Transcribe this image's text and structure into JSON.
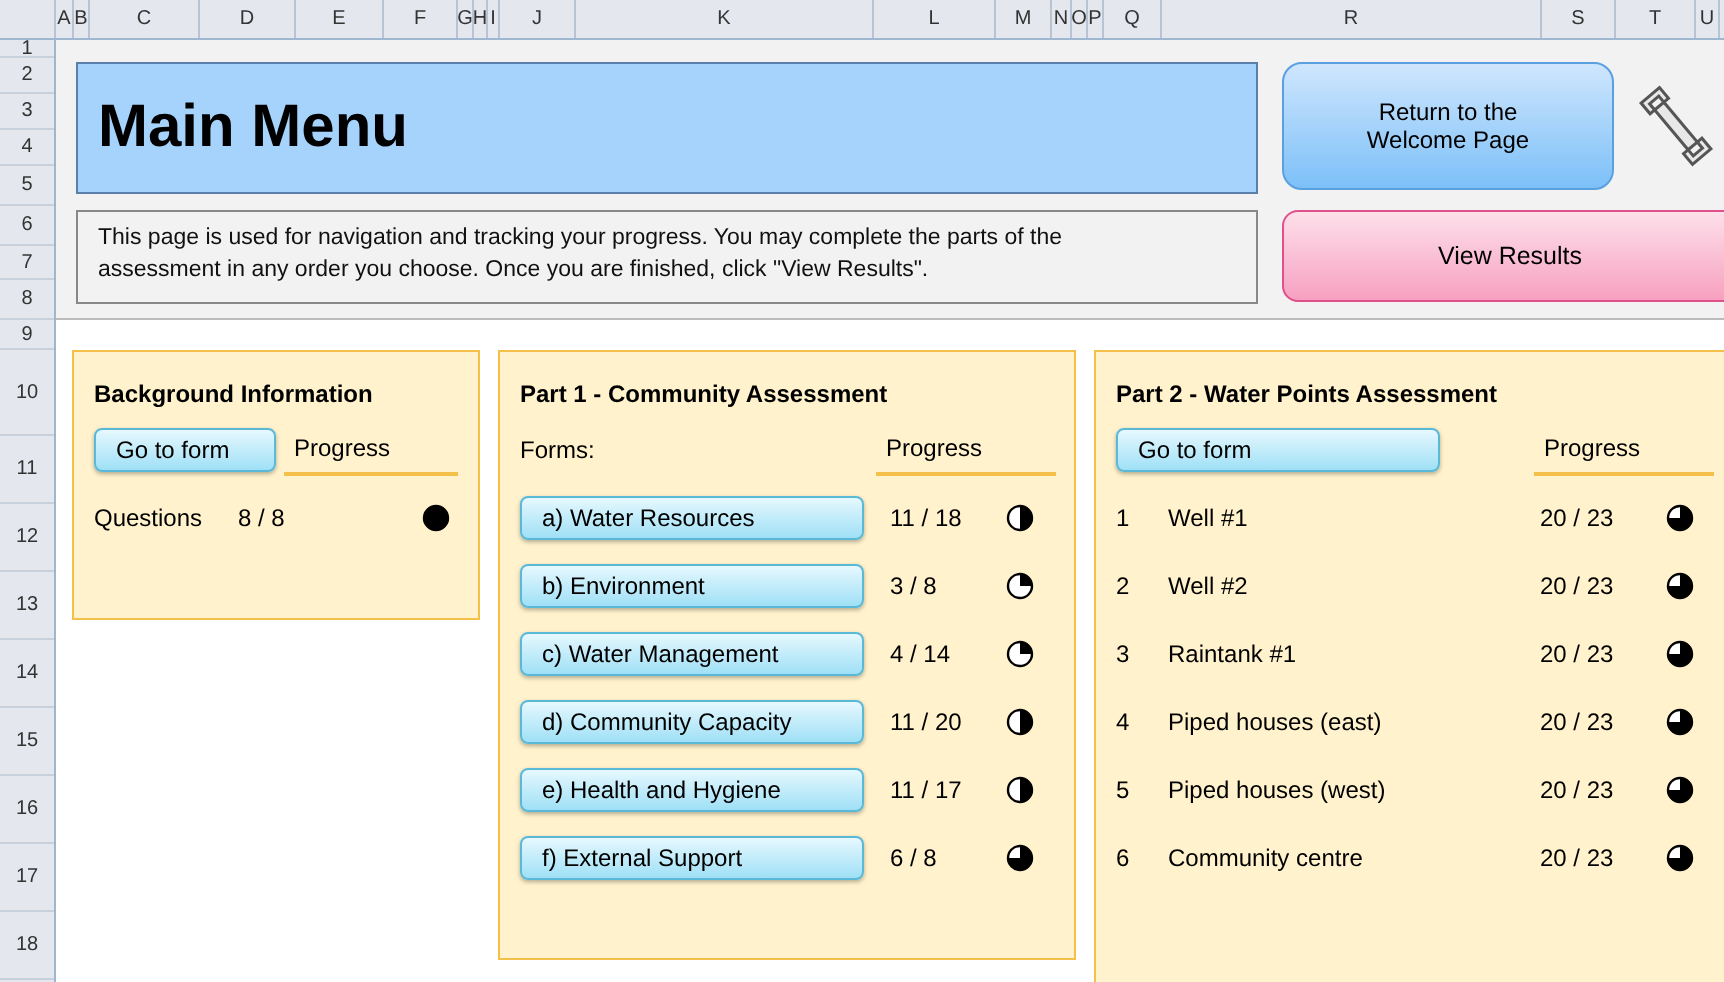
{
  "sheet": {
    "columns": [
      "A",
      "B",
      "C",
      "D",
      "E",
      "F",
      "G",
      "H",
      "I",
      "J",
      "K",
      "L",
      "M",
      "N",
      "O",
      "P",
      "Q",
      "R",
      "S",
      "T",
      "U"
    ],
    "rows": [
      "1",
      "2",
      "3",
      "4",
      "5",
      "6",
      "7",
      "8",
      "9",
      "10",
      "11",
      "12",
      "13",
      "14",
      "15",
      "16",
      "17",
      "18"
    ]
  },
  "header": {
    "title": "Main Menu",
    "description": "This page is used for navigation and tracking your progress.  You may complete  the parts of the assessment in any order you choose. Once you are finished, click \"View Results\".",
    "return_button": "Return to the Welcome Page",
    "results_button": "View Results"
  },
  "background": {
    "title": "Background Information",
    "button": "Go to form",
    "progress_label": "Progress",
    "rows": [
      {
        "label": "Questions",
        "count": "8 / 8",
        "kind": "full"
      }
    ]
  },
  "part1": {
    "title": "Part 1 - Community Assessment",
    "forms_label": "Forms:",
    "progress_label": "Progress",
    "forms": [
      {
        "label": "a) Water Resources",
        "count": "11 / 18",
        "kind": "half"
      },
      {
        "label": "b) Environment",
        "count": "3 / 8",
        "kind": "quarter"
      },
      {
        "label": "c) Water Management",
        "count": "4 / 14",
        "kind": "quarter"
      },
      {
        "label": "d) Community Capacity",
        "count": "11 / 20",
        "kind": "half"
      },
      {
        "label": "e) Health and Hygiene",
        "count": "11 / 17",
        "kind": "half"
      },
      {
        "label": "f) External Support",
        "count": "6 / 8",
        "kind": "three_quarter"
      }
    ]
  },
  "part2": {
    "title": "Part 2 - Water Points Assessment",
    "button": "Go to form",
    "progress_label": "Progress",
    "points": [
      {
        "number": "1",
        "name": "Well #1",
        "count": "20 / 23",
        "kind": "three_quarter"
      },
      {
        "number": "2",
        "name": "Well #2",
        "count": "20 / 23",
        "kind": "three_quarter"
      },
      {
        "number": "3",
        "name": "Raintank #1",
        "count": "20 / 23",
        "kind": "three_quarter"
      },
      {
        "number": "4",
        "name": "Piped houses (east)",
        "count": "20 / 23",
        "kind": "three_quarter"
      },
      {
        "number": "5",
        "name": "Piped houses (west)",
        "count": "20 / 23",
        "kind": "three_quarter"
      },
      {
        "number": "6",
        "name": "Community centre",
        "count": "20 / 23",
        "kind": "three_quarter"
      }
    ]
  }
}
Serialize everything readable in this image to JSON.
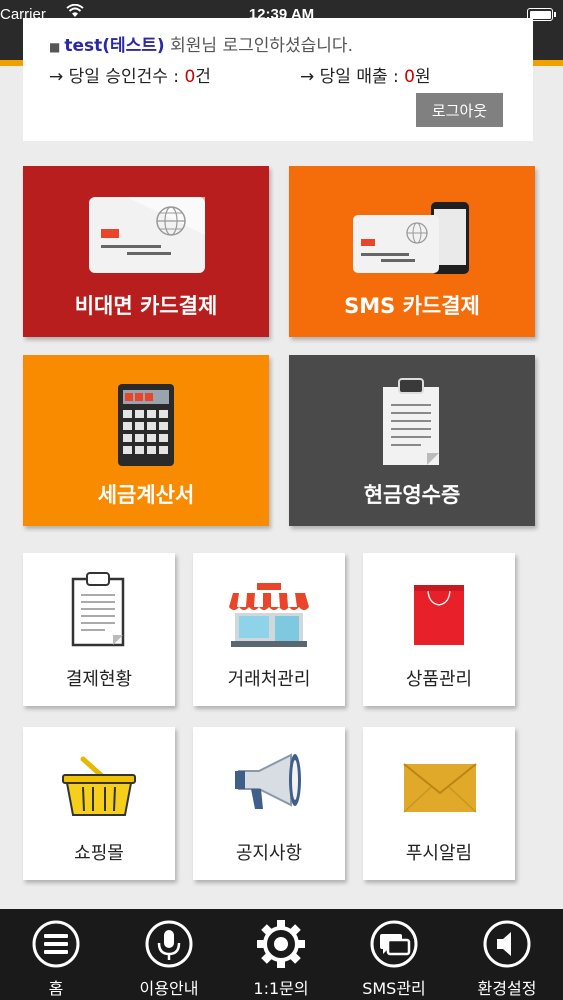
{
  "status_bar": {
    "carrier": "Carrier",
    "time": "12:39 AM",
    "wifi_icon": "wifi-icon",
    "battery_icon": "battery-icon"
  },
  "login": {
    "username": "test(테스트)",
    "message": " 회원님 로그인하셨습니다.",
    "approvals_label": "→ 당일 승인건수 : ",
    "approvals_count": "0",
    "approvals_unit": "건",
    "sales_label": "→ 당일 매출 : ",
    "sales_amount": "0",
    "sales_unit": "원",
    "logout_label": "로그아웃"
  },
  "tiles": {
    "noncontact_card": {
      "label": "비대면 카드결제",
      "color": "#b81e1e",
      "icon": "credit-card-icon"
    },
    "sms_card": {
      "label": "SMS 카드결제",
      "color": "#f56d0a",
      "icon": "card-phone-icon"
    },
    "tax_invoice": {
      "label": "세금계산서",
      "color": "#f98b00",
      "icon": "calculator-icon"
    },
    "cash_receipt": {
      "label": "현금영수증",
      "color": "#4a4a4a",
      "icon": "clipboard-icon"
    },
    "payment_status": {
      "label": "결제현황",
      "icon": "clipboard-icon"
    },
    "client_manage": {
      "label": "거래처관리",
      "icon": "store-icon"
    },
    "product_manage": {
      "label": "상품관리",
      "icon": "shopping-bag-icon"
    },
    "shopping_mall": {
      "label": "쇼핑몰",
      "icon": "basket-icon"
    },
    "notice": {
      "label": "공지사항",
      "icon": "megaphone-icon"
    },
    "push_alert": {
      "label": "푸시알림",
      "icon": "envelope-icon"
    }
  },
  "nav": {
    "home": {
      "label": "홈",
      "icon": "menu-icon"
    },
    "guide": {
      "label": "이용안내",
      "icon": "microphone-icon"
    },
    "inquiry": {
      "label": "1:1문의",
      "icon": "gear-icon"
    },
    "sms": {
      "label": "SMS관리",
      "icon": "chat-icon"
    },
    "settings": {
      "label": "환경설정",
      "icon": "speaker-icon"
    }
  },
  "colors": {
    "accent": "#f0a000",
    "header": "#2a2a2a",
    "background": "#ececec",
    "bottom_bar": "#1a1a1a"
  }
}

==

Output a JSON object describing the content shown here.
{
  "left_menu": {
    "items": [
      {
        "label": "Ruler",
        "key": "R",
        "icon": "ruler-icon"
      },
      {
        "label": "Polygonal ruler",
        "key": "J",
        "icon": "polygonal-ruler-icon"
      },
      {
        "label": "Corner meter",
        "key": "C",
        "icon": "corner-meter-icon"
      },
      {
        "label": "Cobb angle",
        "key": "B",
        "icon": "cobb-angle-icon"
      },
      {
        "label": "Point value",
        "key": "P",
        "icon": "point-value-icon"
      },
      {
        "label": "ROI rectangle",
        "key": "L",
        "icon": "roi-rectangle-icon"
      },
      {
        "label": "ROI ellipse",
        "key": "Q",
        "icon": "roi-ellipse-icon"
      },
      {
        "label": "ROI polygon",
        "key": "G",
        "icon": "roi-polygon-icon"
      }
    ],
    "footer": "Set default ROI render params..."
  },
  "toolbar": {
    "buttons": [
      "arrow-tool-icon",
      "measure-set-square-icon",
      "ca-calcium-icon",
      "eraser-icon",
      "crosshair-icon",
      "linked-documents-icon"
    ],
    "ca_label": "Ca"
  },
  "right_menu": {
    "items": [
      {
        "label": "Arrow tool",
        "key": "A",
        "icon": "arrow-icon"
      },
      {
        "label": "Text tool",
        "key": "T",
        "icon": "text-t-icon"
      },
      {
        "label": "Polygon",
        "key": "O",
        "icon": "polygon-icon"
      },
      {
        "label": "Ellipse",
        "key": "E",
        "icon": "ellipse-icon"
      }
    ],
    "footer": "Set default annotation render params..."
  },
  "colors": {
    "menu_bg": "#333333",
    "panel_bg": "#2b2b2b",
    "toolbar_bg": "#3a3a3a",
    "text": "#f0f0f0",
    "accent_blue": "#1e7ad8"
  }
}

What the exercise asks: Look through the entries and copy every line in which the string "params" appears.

Output of the exercise:
    "footer": "Set default ROI render params..."
    "footer": "Set default annotation render params..."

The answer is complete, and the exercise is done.